Saturday night meeting led to resignation of IEBC bosses

IEBC commissioners Paul Kurgat, Margaret Mwachana and Consolata Maina when they resigned from the electoral agency. They met senior State officials before quitting.  [File, Standard]

A flurry of activity, phone calls and a night meeting held on Saturday sealed the deal that saw three electoral commission members resign.

On Monday, commissioners Consolata Maina, Paul Kurgat and Margaret Mwachanya resigned citing poor leadership by Independent Electoral and Boundaries Commission (IEBC) chairman Wafula Chebukati.

The three reportedly met State officials, who included a senior politician, a senior State House official, a Cabinet secretary, a Principal Secretary and a senior intelligence officer, hours before their resignation.

According to sources, the Cabinet Secretary was tasked with inviting the commissioners to a meeting following the fallout at the commission that was escalated by the suspension of CEO Ezra Chiloba a week earlier.

Held retreat

The IEBC had held a retreat in Naivasha on Friday, where the commissioners failed to agree on how to bridge the rift in electoral body. It was then that they left, Kurgat for his Eldoret home, Maina for Nairobi while Mwachanya drove to JKIA and flew to Mombasa.

Initially, the State officers held talks with two of the three commissioners, but it was resolved that the negotiations also include a third commissioner.

A meeting was then set up for Saturday night. It was not clear if the final meeting involving all the parties was in Karen or Upper Hill in Nairobi.  

The heavy hand of the State in the IEBC tribulations was evident yesterday, as officers attached to the three electoral agency commissioners were yet to be reinstated. However, according to sources, those who resigned on Monday continued to enjoy police protection. The Standard could not, however, independently confirm this, as the police Spokesman Charles Owino declined to comment on the matter. 

On Tuesday, Chebukati protested the withdrawal of his bodyguards alongside those of commissioners Abdi Guliye and Boya Molu.  

By yesterday evening, the bodyguards had not been reinstated despite Chebukati formally writing to the Inspector General of Police Joseph Boinett to demand answers.

It has also emerged that the withdrawal affected acting CEO Marjan Hussein Marjan, whose police driver and bodyguard were recalled on Tuesday evening.

Civilian driver

Marjan discovered that his bodyguard and driver were missing on Tuesday evening as he left office after work. The acting CEO had to scout for a civilian driver to take him home.

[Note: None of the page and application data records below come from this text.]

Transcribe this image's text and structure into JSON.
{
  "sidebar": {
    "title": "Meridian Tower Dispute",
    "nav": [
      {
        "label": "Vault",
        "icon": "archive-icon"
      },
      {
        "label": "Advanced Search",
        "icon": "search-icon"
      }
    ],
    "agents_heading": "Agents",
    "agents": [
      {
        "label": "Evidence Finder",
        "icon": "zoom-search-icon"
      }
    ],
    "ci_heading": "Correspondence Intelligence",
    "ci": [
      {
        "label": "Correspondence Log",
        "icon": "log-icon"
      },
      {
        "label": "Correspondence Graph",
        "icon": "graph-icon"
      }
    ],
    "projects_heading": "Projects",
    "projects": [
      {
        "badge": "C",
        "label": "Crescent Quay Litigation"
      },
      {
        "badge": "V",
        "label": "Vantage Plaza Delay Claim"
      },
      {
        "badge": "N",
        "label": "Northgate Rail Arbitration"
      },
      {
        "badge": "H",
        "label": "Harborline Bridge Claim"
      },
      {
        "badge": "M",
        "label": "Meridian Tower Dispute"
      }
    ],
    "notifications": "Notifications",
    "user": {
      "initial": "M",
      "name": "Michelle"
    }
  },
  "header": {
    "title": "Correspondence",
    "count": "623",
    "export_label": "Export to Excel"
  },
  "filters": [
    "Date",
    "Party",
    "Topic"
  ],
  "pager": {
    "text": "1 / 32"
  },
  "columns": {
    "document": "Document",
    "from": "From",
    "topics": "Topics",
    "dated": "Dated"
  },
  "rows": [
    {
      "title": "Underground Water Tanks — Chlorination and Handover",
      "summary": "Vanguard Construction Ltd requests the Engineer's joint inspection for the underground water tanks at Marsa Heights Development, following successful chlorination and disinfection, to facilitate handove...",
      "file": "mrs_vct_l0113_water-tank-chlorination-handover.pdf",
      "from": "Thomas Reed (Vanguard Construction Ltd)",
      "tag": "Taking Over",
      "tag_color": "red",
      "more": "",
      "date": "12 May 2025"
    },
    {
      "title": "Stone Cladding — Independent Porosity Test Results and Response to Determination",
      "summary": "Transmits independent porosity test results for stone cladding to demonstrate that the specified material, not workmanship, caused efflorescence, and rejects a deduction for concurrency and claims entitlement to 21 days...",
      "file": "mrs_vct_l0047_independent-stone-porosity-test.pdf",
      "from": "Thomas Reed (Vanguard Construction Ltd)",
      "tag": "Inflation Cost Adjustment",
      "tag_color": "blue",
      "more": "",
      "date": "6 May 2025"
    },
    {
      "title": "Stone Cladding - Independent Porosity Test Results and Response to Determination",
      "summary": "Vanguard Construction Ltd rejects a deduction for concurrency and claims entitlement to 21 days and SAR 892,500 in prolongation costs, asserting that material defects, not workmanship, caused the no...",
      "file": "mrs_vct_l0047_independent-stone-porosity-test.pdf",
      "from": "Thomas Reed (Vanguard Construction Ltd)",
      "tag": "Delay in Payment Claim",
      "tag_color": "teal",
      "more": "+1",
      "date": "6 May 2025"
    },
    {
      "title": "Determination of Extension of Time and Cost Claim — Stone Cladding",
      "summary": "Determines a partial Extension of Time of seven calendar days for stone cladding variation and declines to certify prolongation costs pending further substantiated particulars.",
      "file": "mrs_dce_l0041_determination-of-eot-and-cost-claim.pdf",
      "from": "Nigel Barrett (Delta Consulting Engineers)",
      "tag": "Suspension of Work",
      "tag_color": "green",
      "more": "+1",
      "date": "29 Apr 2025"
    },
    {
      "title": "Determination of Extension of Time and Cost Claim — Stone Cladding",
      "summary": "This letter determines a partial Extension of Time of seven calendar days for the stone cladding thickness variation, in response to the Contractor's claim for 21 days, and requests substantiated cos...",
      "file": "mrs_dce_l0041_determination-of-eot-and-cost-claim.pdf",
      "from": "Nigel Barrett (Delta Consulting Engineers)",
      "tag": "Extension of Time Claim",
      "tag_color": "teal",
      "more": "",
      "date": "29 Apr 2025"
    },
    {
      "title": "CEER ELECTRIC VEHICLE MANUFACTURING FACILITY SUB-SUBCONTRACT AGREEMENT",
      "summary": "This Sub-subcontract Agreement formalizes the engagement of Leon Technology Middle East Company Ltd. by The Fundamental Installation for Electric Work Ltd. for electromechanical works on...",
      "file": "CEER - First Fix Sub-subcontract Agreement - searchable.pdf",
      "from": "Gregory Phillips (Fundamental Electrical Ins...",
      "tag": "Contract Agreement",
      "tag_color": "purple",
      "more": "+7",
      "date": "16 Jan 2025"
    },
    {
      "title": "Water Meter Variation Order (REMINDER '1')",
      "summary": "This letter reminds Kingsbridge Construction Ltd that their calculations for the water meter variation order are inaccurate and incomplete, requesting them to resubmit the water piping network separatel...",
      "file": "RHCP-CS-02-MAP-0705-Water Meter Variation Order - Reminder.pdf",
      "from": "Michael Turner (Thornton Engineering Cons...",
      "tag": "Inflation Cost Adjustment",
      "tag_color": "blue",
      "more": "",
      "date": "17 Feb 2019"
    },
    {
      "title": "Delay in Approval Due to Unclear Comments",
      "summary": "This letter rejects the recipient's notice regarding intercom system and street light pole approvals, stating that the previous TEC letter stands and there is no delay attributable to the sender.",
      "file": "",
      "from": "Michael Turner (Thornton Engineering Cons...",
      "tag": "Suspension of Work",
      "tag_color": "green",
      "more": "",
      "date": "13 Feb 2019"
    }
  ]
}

“We are still waiting for a response from the police. It appears that the directive to recall the security officers was interpreted to mean all those attached to the commission members and staff,” IEBC communications manager Andrew Limo said, adding: “It’s not clear if all the officers left in solidarity or the directive was to withdraw all officers attached to the commission.”

On Tuesday, Chebukati held a meeting with the officer in charge of the Security of Government Buildings at Anniversary Towers to demand for an explanation.

The officer, according to IEBC staff, told the chairman the matter was beyond him, prompting Chebukati to fire off a formal protest to police headquarters. The police are yet to respond.

“The withdrawal of security is likely to expose the chairman and commissioners to security risks. The action undermines their effectiveness in executing the work of the commission,” IEBC said in a statement on Tuesday evening.

Chebukati has been enjoying the services of at least 10 bodyguards at any given time. Initially, he had two bodyguards but they were increased to six ahead of last year’s General Election following the murder of ICT manager Chris Msando.

Chebukati often traveled in a convoy of three vehicles; a lead car, his official vehicle and a chase car manned by the six cops.

Four of the officers are attached to his homes; two in Nairobi and two others in his rural home in Kitale. They have all been recalled.

This came even as pressure mounted on Chebukati, Guliye and Molu to quit and allow the country to reconstitute a new commission.